- If soap and water are not readily available, use an alcohol-based hand sanitizer with at least 60% alcohol. Always wash hands with soap and water if hands are visibly dirty.
- For information about handwashing, see CDC’s handwashing website.
If you are sick
First, it’s important to emphasize that, so far, the vast majority of people who have become ill with COVID-19 have experienced relatively mild symptoms, such as fever and cough, and recovered from the illness.
If you are sick, you should take steps you normally would when sick, including focusing on caring for your health, not attending class and contacting a health-care provider, if you feel you need to. Students on the University campus may contact the Student Health Center at
(775) 784-6598 as one option. Please call ahead before visiting any health-care provider so that they can provide you with guidance specific to your symptoms.
University leadership and faculty are working together to ensure that if you miss class due to illness, opportunities will be provided to make up missed work. For more information, see the University’s FAQs.
We encourage you to monitor the University’s Novel Coronavirus Information Page, which is being updated regularly. The page contains the latest information from a variety of sources, as well as tips for faculty, students and staff regarding issues that could arise from coronavirus.
In addition, to help you promote healthy habits and share relevant information about the Coronavirus, the University community is encouraged to download this suite of informational flyers regarding coronavirus.

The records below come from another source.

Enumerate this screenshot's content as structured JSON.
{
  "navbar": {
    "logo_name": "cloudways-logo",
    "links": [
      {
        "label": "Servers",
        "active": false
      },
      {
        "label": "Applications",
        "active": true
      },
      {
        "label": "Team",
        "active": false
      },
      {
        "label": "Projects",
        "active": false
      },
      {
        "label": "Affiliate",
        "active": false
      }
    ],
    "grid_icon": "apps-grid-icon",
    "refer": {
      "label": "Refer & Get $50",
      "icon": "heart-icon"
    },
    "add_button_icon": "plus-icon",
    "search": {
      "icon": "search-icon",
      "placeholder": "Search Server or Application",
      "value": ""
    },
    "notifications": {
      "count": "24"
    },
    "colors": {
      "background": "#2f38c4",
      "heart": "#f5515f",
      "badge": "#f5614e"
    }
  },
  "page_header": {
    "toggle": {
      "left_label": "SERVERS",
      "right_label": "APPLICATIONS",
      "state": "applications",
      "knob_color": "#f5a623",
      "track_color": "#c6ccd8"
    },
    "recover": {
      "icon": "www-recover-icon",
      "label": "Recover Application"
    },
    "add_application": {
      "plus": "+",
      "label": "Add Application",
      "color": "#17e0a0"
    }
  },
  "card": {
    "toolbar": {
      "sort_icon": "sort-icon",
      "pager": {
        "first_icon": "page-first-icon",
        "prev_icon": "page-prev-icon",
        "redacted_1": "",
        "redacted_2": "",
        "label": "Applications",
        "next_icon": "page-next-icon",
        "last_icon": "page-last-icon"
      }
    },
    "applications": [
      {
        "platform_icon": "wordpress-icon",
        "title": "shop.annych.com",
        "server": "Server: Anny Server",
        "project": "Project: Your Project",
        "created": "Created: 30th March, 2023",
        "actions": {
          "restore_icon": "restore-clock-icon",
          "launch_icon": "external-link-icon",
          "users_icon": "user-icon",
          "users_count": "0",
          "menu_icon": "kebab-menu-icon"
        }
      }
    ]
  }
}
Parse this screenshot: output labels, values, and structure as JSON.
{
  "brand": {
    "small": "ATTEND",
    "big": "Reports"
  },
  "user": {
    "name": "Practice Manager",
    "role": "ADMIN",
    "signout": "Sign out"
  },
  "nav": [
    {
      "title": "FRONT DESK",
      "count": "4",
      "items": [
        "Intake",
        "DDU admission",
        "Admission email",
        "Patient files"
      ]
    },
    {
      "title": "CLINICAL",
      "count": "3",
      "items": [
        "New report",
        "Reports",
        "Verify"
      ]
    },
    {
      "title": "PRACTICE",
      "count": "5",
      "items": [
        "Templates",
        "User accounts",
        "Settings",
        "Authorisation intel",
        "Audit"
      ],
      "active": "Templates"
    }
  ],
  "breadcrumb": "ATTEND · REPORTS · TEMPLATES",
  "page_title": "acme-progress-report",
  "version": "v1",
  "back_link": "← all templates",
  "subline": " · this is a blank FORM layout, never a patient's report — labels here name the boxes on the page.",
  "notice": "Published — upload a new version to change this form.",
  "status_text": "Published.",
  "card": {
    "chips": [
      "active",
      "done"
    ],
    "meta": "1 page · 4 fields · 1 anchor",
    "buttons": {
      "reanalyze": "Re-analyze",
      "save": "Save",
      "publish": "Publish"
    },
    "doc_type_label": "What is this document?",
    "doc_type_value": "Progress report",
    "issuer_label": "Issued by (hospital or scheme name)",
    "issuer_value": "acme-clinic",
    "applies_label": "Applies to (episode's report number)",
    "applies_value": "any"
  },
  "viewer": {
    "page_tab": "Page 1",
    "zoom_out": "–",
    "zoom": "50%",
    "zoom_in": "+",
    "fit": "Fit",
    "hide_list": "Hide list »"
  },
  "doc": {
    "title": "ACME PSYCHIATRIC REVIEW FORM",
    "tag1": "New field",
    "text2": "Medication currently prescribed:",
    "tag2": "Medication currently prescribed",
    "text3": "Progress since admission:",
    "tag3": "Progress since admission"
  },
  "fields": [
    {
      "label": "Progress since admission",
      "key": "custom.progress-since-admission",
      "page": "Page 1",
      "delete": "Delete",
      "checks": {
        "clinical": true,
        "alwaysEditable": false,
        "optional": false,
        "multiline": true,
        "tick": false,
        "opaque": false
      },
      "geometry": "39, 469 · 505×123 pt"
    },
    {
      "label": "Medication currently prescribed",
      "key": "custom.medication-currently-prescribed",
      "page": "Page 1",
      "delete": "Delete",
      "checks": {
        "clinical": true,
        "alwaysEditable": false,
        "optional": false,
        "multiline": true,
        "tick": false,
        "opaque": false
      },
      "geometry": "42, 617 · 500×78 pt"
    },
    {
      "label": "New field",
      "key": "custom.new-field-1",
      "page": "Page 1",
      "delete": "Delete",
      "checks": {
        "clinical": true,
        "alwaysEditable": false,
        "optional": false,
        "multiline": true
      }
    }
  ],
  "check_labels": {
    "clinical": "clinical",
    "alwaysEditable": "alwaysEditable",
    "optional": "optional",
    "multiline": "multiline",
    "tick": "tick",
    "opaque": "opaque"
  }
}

You will find an informational sheet, flyers, posters, and an infographic, as well as a file of recommended social media accounts and online resources.
In all instances, you should consult with a relevant expert for guidance specific to your circumstances. In particular, please consult the U.S. Centers for Disease Control and Prevention (CDC) website, which provides updated information regarding this topic.
Again, we want to remind you that it is very important to keep in mind the worldwide impact of this virus and the effect on their friends and family all around us. Further, it’s a timely reminder to avoid stereotyping or stigmatizing any individuals or groups, and treat all people with respect and empathy.
There continue to be a number of unknowns, but we will continue to communicate with you regularly regarding this global event. Along with government and health officials, the University urges people to stay calm and is taking steps to prepare.
Marc Johnson, Ph.D.
University of Nevada, Reno
Cheryl Hug-English MD, MPH
Student Health Center